Gross domestic product of the Detroit metro area
The Bureau of Economic analysis reported Detroit’s GDP from 2001 to 2016. Over that fifteen year span, GDP rose from 190.92 billion U.S. dollars in 2001 to 252.69 billion U.S. dollars in 2016, dipping in 2009 to 186.18 billion U.S. dollars. Despite a rise in GDP, the city of Detroit filed for bankruptcy in July 2013 with debts of approximately 18 billion U.S. dollars.
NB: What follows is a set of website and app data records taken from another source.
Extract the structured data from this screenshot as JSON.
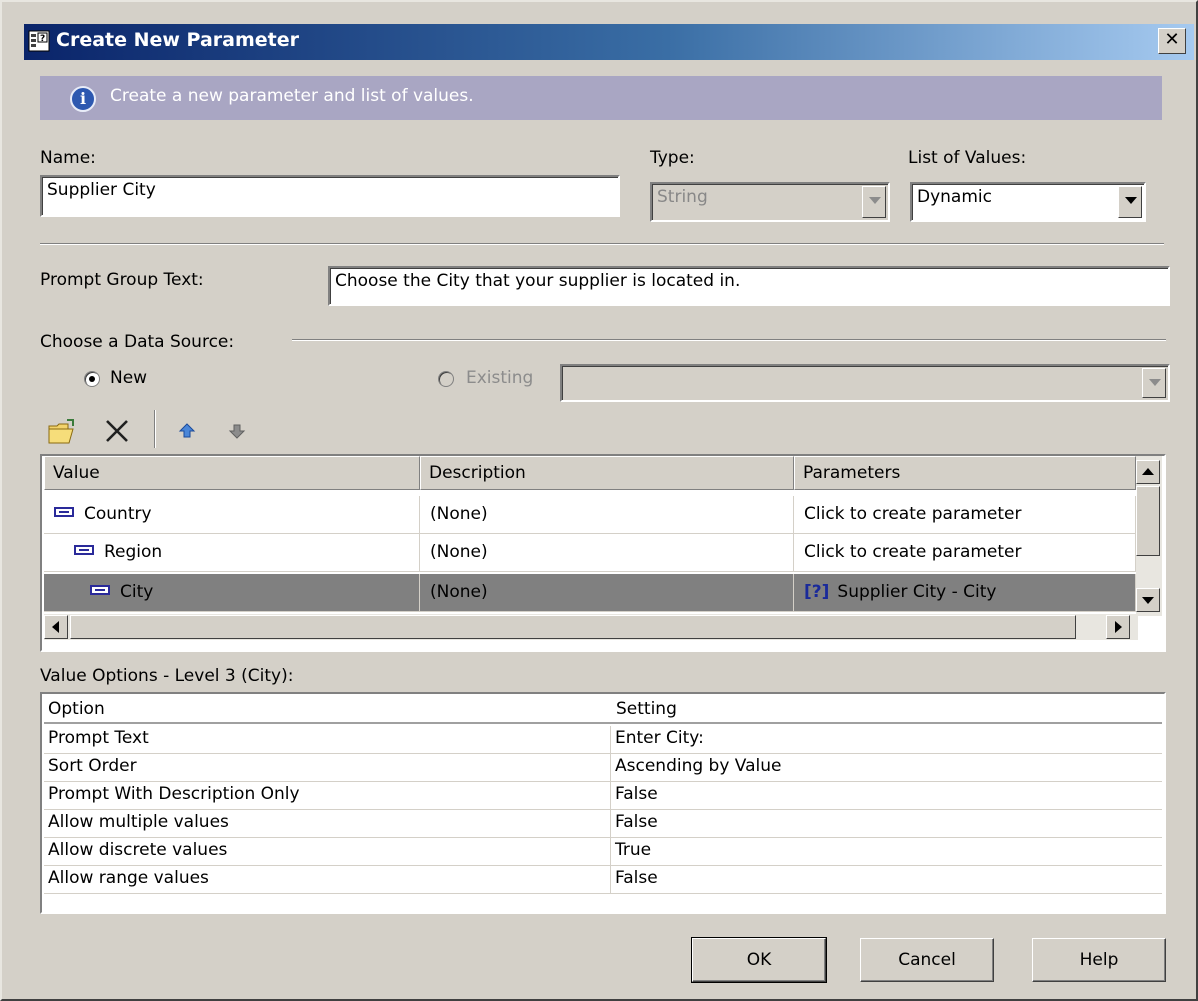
{
  "window": {
    "title": "Create New Parameter",
    "close_glyph": "✕"
  },
  "banner": {
    "text": "Create a new parameter and list of values.",
    "icon_glyph": "i"
  },
  "name_field": {
    "label": "Name:",
    "value": "Supplier City"
  },
  "type_field": {
    "label": "Type:",
    "value": "String"
  },
  "lov_field": {
    "label": "List of Values:",
    "value": "Dynamic"
  },
  "prompt_group": {
    "label": "Prompt Group Text:",
    "value": "Choose the City that your supplier is located in."
  },
  "data_source": {
    "label": "Choose a Data Source:",
    "new_label": "New",
    "existing_label": "Existing",
    "existing_value": "",
    "selected": "New"
  },
  "toolbar": {
    "icons": [
      "open-folder-icon",
      "delete-icon",
      "move-up-icon",
      "move-down-icon"
    ]
  },
  "value_grid": {
    "columns": [
      "Value",
      "Description",
      "Parameters"
    ],
    "rows": [
      {
        "value": "Country",
        "description": "(None)",
        "parameters": "Click to create parameter"
      },
      {
        "value": "Region",
        "description": "(None)",
        "parameters": "Click to create parameter"
      },
      {
        "value": "City",
        "description": "(None)",
        "parameters": "Supplier City - City",
        "param_glyph": "[?]"
      }
    ]
  },
  "value_options": {
    "label": "Value Options - Level 3 (City):",
    "columns": [
      "Option",
      "Setting"
    ],
    "rows": [
      {
        "option": "Prompt Text",
        "setting": "Enter City:"
      },
      {
        "option": "Sort Order",
        "setting": "Ascending by Value"
      },
      {
        "option": "Prompt With Description Only",
        "setting": "False"
      },
      {
        "option": "Allow multiple values",
        "setting": "False"
      },
      {
        "option": "Allow discrete values",
        "setting": "True"
      },
      {
        "option": "Allow range values",
        "setting": "False"
      }
    ]
  },
  "buttons": {
    "ok": "OK",
    "cancel": "Cancel",
    "help": "Help"
  },
  "colors": {
    "title_bar_start": "#0a246a",
    "banner": "#a9a6c3",
    "dialog_bg": "#d4d0c8",
    "selected_row": "#808080"
  }
}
Detroit was the largest municipality to file for bankruptcy since 1953. Second largest was Jefferson County, Alabama, which filed in 2011 with debts of approximately 4.2 billion U.S. dollars.
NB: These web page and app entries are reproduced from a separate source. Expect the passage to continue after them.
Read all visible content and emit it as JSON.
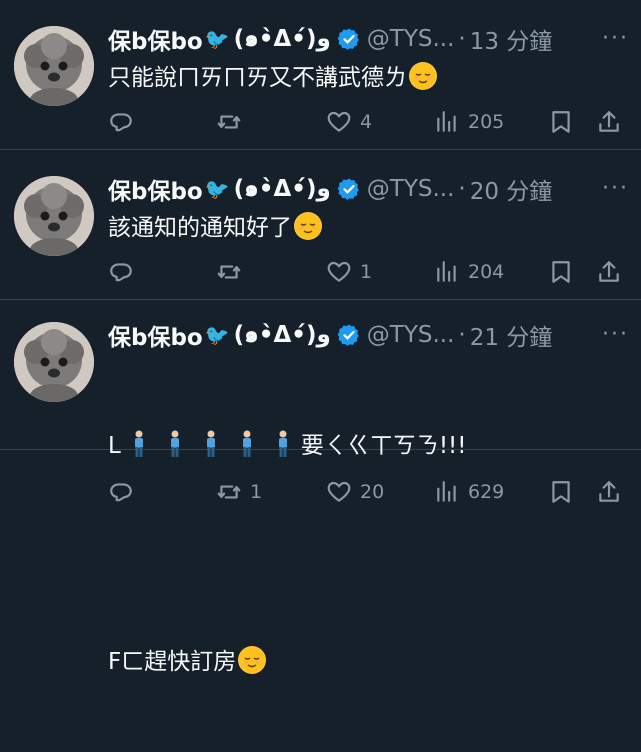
{
  "tweets": [
    {
      "name": "保b保bo",
      "kaomoji": "(๑•̀Δ•́)و",
      "handle": "@TYS...",
      "dot": "·",
      "time": "13 分鐘",
      "more": "···",
      "text": "只能說ㄇㄞㄇㄞ又不講武德ㄌ",
      "text_lines": [],
      "replies": "",
      "retweets": "",
      "likes": "4",
      "views": "205"
    },
    {
      "name": "保b保bo",
      "kaomoji": "(๑•̀Δ•́)و",
      "handle": "@TYS...",
      "dot": "·",
      "time": "20 分鐘",
      "more": "···",
      "text": "該通知的通知好了",
      "replies": "",
      "retweets": "",
      "likes": "1",
      "views": "204"
    },
    {
      "name": "保b保bo",
      "kaomoji": "(๑•̀Δ•́)و",
      "handle": "@TYS...",
      "dot": "·",
      "time": "21 分鐘",
      "more": "···",
      "line1_prefix": "L",
      "line1_suffix": "要ㄑㄍㄒㄎㄋ!!!",
      "line2": "Fㄈ趕快訂房",
      "replies": "",
      "retweets": "1",
      "likes": "20",
      "views": "629"
    }
  ],
  "colors": {
    "bg": "#15202b",
    "text": "#f7f9f9",
    "muted": "#8b98a5",
    "accent": "#1d9bf0",
    "divider": "#38444d"
  },
  "icons": [
    "reply-icon",
    "retweet-icon",
    "heart-icon",
    "views-icon",
    "bookmark-icon",
    "share-icon",
    "verified-badge-icon",
    "twitter-bird-icon",
    "relieved-face-emoji",
    "person-standing-emoji"
  ]
}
Detroit was once a major production hub of the American automobile industry, but has since suffered decline as car manufacturers faced international competition and automobile production was moved out of the city. As a result, workers left Detroit and the population fell from a peak of 1,850,000 in 1950. As of 2015, Detroit had a resident population of roughly 677,000 people, ranking 21st on the list of largest U.S. cities. Poverty remains a problem for the city and many buildings remain empty and derelict. Crime rates also indicate the extent of Detroit’s decline. Detroit was the second most dangerous city in America in 2015, with 1,760 crimes per 100,000 residents.